**The problem:**
Word for word, give the data again without its pictures.

**Source information:**
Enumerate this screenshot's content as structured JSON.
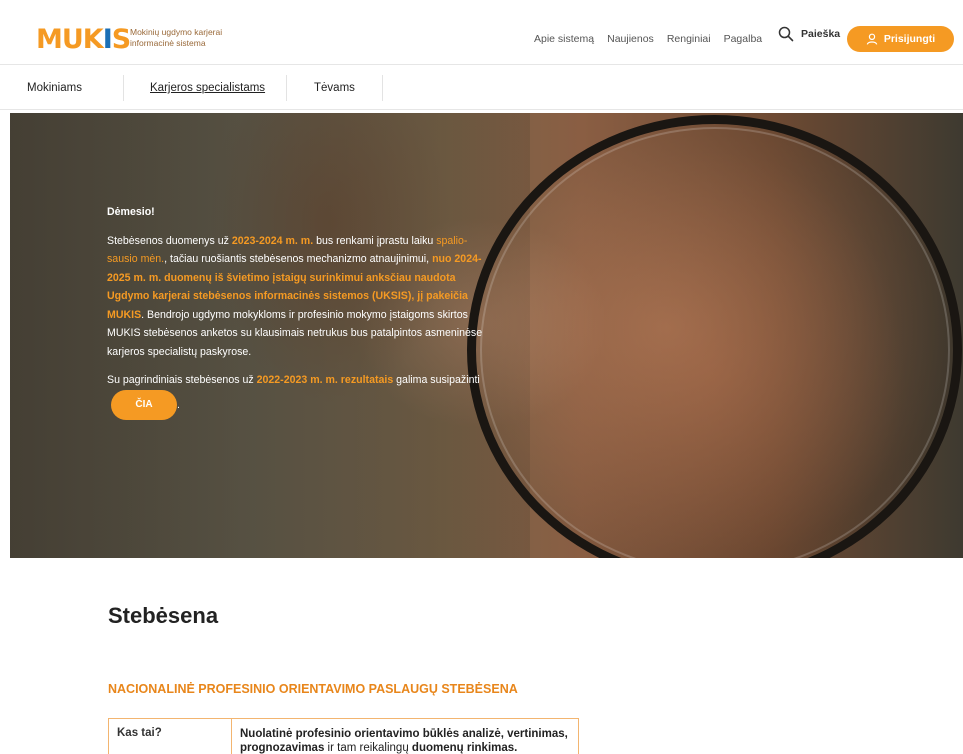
{
  "brand": {
    "logo": "MUKIS",
    "tagline": "Mokinių ugdymo karjerai informacinė sistema"
  },
  "nav": {
    "items": [
      "Apie sistemą",
      "Naujienos",
      "Renginiai",
      "Pagalba"
    ],
    "search_label": "Paieška",
    "login_label": "Prisijungti"
  },
  "subnav": {
    "tabs": [
      "Mokiniams",
      "Karjeros specialistams",
      "Tėvams"
    ],
    "active": "Karjeros specialistams"
  },
  "notice": {
    "heading": "Dėmesio!",
    "p1": {
      "t1": "Stebėsenos duomenys už ",
      "h1": "2023-2024 m. m.",
      "t2": " bus renkami įprastu laiku ",
      "h2": "spalio-sausio mėn.",
      "t3": ", tačiau ruošiantis stebėsenos mechanizmo atnaujinimui, ",
      "h3": "nuo 2024-2025 m. m. duomenų iš švietimo įstaigų surinkimui anksčiau naudota Ugdymo karjerai stebėsenos informacinės sistemos (UKSIS), jį pakeičia MUKIS",
      "t4": ". Bendrojo ugdymo mokykloms ir profesinio mokymo įstaigoms skirtos MUKIS stebėsenos anketos su klausimais netrukus bus patalpintos asmeninėse karjeros specialistų paskyrose."
    },
    "p2": {
      "t1": "Su pagrindiniais stebėsenos už ",
      "h1": "2022-2023 m. m. rezultatais",
      "t2": " galima susipažinti",
      "button": "ČIA",
      "t3": "."
    }
  },
  "section": {
    "title": "Stebėsena",
    "subtitle": "NACIONALINĖ PROFESINIO ORIENTAVIMO PASLAUGŲ STEBĖSENA"
  },
  "table": {
    "rows": [
      {
        "key": "Kas tai?",
        "v1": "Nuolatinė profesinio orientavimo būklės analizė, vertinimas, prognozavimas",
        "v2": " ir tam reikalingų ",
        "v3": "duomenų rinkimas."
      }
    ]
  },
  "colors": {
    "accent": "#f59a23",
    "brand_blue": "#1b6fb5",
    "table_border": "#f3b570"
  },
  "icons": [
    "search-icon",
    "user-icon"
  ]
}
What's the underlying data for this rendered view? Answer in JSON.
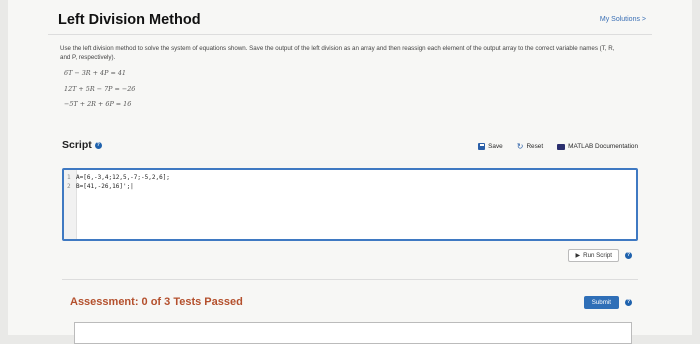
{
  "header": {
    "title": "Left Division Method",
    "my_solutions": "My Solutions >"
  },
  "problem": {
    "instructions": "Use the left division method to solve the system of equations shown. Save the output of the left division as an array and then reassign each element of the output array to the correct variable names (T, R, and P, respectively).",
    "equations": [
      "6T − 3R + 4P = 41",
      "12T + 5R − 7P = −26",
      "−5T + 2R + 6P = 16"
    ]
  },
  "script": {
    "label": "Script",
    "save_label": "Save",
    "reset_label": "Reset",
    "docs_label": "MATLAB Documentation",
    "code_lines": [
      {
        "num": "1",
        "text": "A=[6,-3,4;12,5,-7;-5,2,6];"
      },
      {
        "num": "2",
        "text": "B=[41,-26,16]';|"
      }
    ],
    "run_label": "Run Script"
  },
  "assessment": {
    "text": "Assessment: 0 of 3 Tests Passed",
    "submit_label": "Submit"
  },
  "colors": {
    "accent": "#3f79c2",
    "assessment": "#b4502d",
    "submit": "#2f6fb7"
  }
}
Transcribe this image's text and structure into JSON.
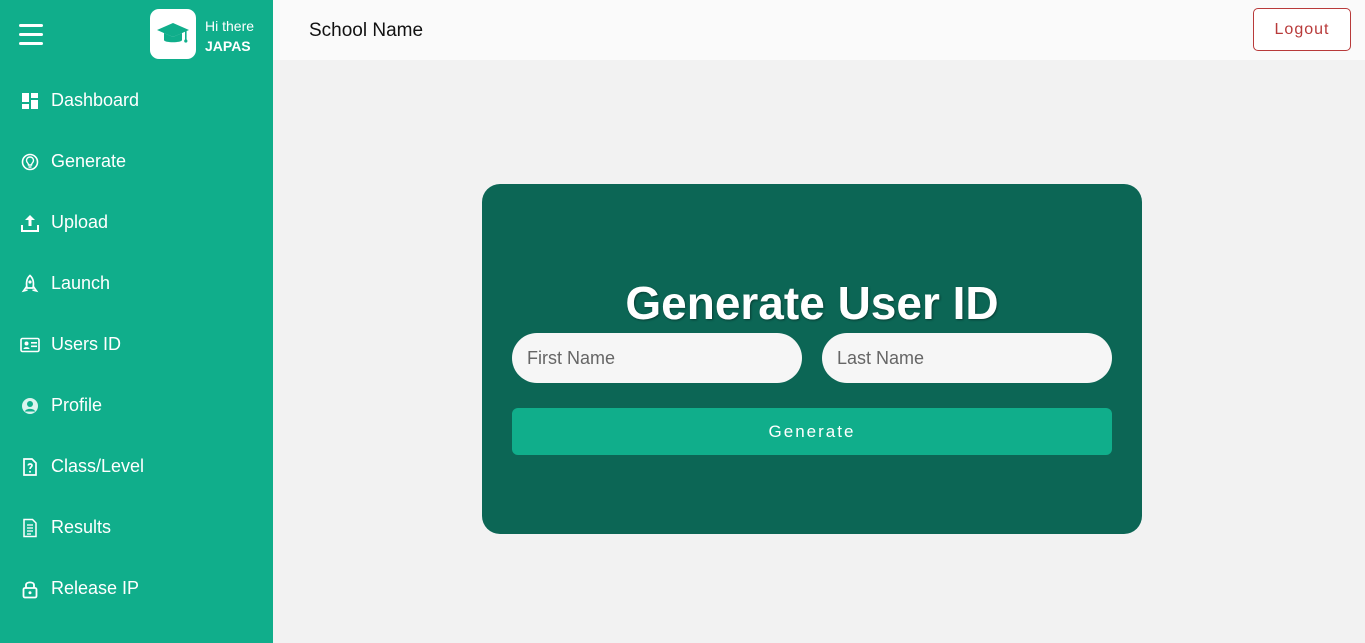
{
  "sidebar": {
    "greeting": "Hi there",
    "username": "JAPAS",
    "items": [
      {
        "label": "Dashboard",
        "icon": "dashboard-icon"
      },
      {
        "label": "Generate",
        "icon": "bulb-icon"
      },
      {
        "label": "Upload",
        "icon": "upload-icon"
      },
      {
        "label": "Launch",
        "icon": "rocket-icon"
      },
      {
        "label": "Users ID",
        "icon": "id-card-icon"
      },
      {
        "label": "Profile",
        "icon": "user-circle-icon"
      },
      {
        "label": "Class/Level",
        "icon": "question-file-icon"
      },
      {
        "label": "Results",
        "icon": "document-icon"
      },
      {
        "label": "Release IP",
        "icon": "lock-icon"
      }
    ]
  },
  "header": {
    "school_name": "School Name",
    "logout_label": "Logout"
  },
  "main": {
    "title": "Generate User ID",
    "first_name_placeholder": "First Name",
    "last_name_placeholder": "Last Name",
    "generate_label": "Generate"
  },
  "colors": {
    "sidebar": "#10ae8b",
    "card": "#0c6655",
    "logout": "#b83a3a"
  }
}
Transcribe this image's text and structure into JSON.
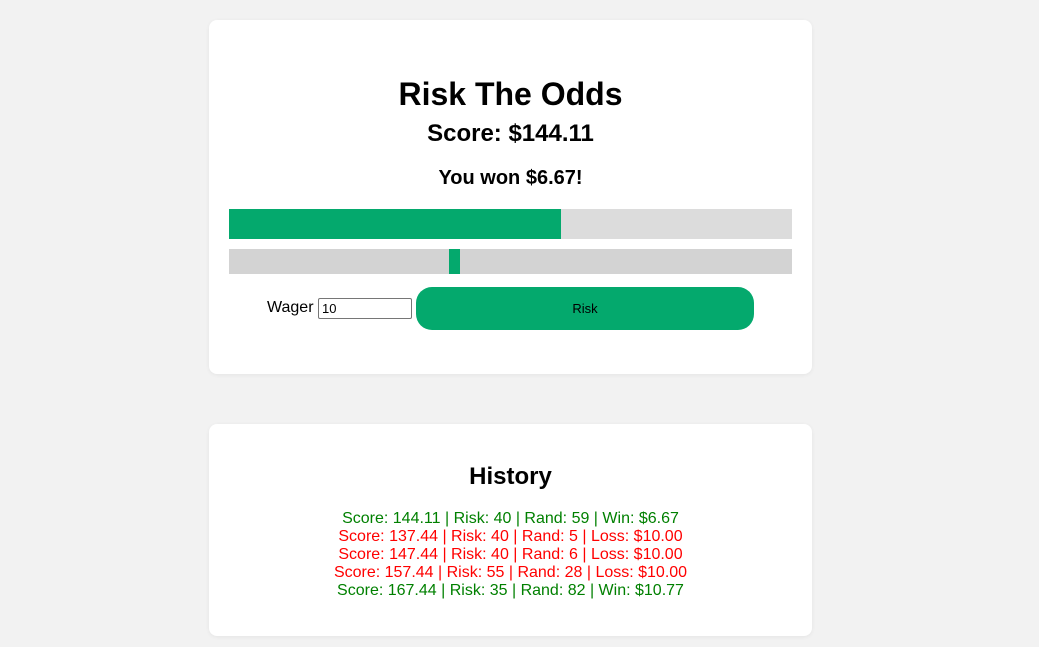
{
  "game": {
    "title": "Risk The Odds",
    "score_text": "Score: $144.11",
    "result_text": "You won $6.67!",
    "odds_fill_percent": 59,
    "risk_value": 40,
    "wager_label": "Wager",
    "wager_value": "10",
    "risk_button_label": "Risk"
  },
  "history": {
    "title": "History",
    "entries": [
      {
        "text": "Score: 144.11 | Risk: 40 | Rand: 59 | Win: $6.67",
        "outcome": "win"
      },
      {
        "text": "Score: 137.44 | Risk: 40 | Rand: 5 | Loss: $10.00",
        "outcome": "loss"
      },
      {
        "text": "Score: 147.44 | Risk: 40 | Rand: 6 | Loss: $10.00",
        "outcome": "loss"
      },
      {
        "text": "Score: 157.44 | Risk: 55 | Rand: 28 | Loss: $10.00",
        "outcome": "loss"
      },
      {
        "text": "Score: 167.44 | Risk: 35 | Rand: 82 | Win: $10.77",
        "outcome": "win"
      }
    ]
  },
  "colors": {
    "accent": "#04a96d",
    "win": "#008000",
    "loss": "#ff0000",
    "track": "#d3d3d3",
    "background": "#f2f2f2"
  }
}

**Your solution:**
Enumerate this screenshot's content as structured JSON.
{
  "brand": {
    "logo": "MUKIS",
    "tagline": "Mokinių ugdymo karjerai informacinė sistema"
  },
  "nav": {
    "items": [
      "Apie sistemą",
      "Naujienos",
      "Renginiai",
      "Pagalba"
    ],
    "search_label": "Paieška",
    "login_label": "Prisijungti"
  },
  "subnav": {
    "tabs": [
      "Mokiniams",
      "Karjeros specialistams",
      "Tėvams"
    ],
    "active": "Karjeros specialistams"
  },
  "notice": {
    "heading": "Dėmesio!",
    "p1": {
      "t1": "Stebėsenos duomenys už ",
      "h1": "2023-2024 m. m.",
      "t2": " bus renkami įprastu laiku ",
      "h2": "spalio-sausio mėn.",
      "t3": ", tačiau ruošiantis stebėsenos mechanizmo atnaujinimui, ",
      "h3": "nuo 2024-2025 m. m. duomenų iš švietimo įstaigų surinkimui anksčiau naudota Ugdymo karjerai stebėsenos informacinės sistemos (UKSIS), jį pakeičia MUKIS",
      "t4": ". Bendrojo ugdymo mokykloms ir profesinio mokymo įstaigoms skirtos MUKIS stebėsenos anketos su klausimais netrukus bus patalpintos asmeninėse karjeros specialistų paskyrose."
    },
    "p2": {
      "t1": "Su pagrindiniais stebėsenos už ",
      "h1": "2022-2023 m. m. rezultatais",
      "t2": " galima susipažinti",
      "button": "ČIA",
      "t3": "."
    }
  },
  "section": {
    "title": "Stebėsena",
    "subtitle": "NACIONALINĖ PROFESINIO ORIENTAVIMO PASLAUGŲ STEBĖSENA"
  },
  "table": {
    "rows": [
      {
        "key": "Kas tai?",
        "v1": "Nuolatinė profesinio orientavimo būklės analizė, vertinimas, prognozavimas",
        "v2": " ir tam reikalingų ",
        "v3": "duomenų rinkimas."
      }
    ]
  },
  "colors": {
    "accent": "#f59a23",
    "brand_blue": "#1b6fb5",
    "table_border": "#f3b570"
  },
  "icons": [
    "search-icon",
    "user-icon"
  ]
}
What's the underlying data for this rendered view? Answer in JSON.
{
  "header": {
    "title": "Left Division Method",
    "my_solutions": "My Solutions >"
  },
  "problem": {
    "instructions": "Use the left division method to solve the system of equations shown. Save the output of the left division as an array and then reassign each element of the output array to the correct variable names (T, R, and P, respectively).",
    "equations": [
      "6T − 3R + 4P = 41",
      "12T + 5R − 7P = −26",
      "−5T + 2R + 6P = 16"
    ]
  },
  "script": {
    "label": "Script",
    "save_label": "Save",
    "reset_label": "Reset",
    "docs_label": "MATLAB Documentation",
    "code_lines": [
      {
        "num": "1",
        "text": "A=[6,-3,4;12,5,-7;-5,2,6];"
      },
      {
        "num": "2",
        "text": "B=[41,-26,16]';|"
      }
    ],
    "run_label": "Run Script"
  },
  "assessment": {
    "text": "Assessment: 0 of 3 Tests Passed",
    "submit_label": "Submit"
  },
  "colors": {
    "accent": "#3f79c2",
    "assessment": "#b4502d",
    "submit": "#2f6fb7"
  }
}
Transcribe this image's text and structure into JSON.
{
  "sidebar": {
    "greeting": "Hi there",
    "username": "JAPAS",
    "items": [
      {
        "label": "Dashboard",
        "icon": "dashboard-icon"
      },
      {
        "label": "Generate",
        "icon": "bulb-icon"
      },
      {
        "label": "Upload",
        "icon": "upload-icon"
      },
      {
        "label": "Launch",
        "icon": "rocket-icon"
      },
      {
        "label": "Users ID",
        "icon": "id-card-icon"
      },
      {
        "label": "Profile",
        "icon": "user-circle-icon"
      },
      {
        "label": "Class/Level",
        "icon": "question-file-icon"
      },
      {
        "label": "Results",
        "icon": "document-icon"
      },
      {
        "label": "Release IP",
        "icon": "lock-icon"
      }
    ]
  },
  "header": {
    "school_name": "School Name",
    "logout_label": "Logout"
  },
  "main": {
    "title": "Generate User ID",
    "first_name_placeholder": "First Name",
    "last_name_placeholder": "Last Name",
    "generate_label": "Generate"
  },
  "colors": {
    "sidebar": "#10ae8b",
    "card": "#0c6655",
    "logout": "#b83a3a"
  }
}
Transcribe this image's text and structure into JSON.
{
  "game": {
    "title": "Risk The Odds",
    "score_text": "Score: $144.11",
    "result_text": "You won $6.67!",
    "odds_fill_percent": 59,
    "risk_value": 40,
    "wager_label": "Wager",
    "wager_value": "10",
    "risk_button_label": "Risk"
  },
  "history": {
    "title": "History",
    "entries": [
      {
        "text": "Score: 144.11 | Risk: 40 | Rand: 59 | Win: $6.67",
        "outcome": "win"
      },
      {
        "text": "Score: 137.44 | Risk: 40 | Rand: 5 | Loss: $10.00",
        "outcome": "loss"
      },
      {
        "text": "Score: 147.44 | Risk: 40 | Rand: 6 | Loss: $10.00",
        "outcome": "loss"
      },
      {
        "text": "Score: 157.44 | Risk: 55 | Rand: 28 | Loss: $10.00",
        "outcome": "loss"
      },
      {
        "text": "Score: 167.44 | Risk: 35 | Rand: 82 | Win: $10.77",
        "outcome": "win"
      }
    ]
  },
  "colors": {
    "accent": "#04a96d",
    "win": "#008000",
    "loss": "#ff0000",
    "track": "#d3d3d3",
    "background": "#f2f2f2"
  }
}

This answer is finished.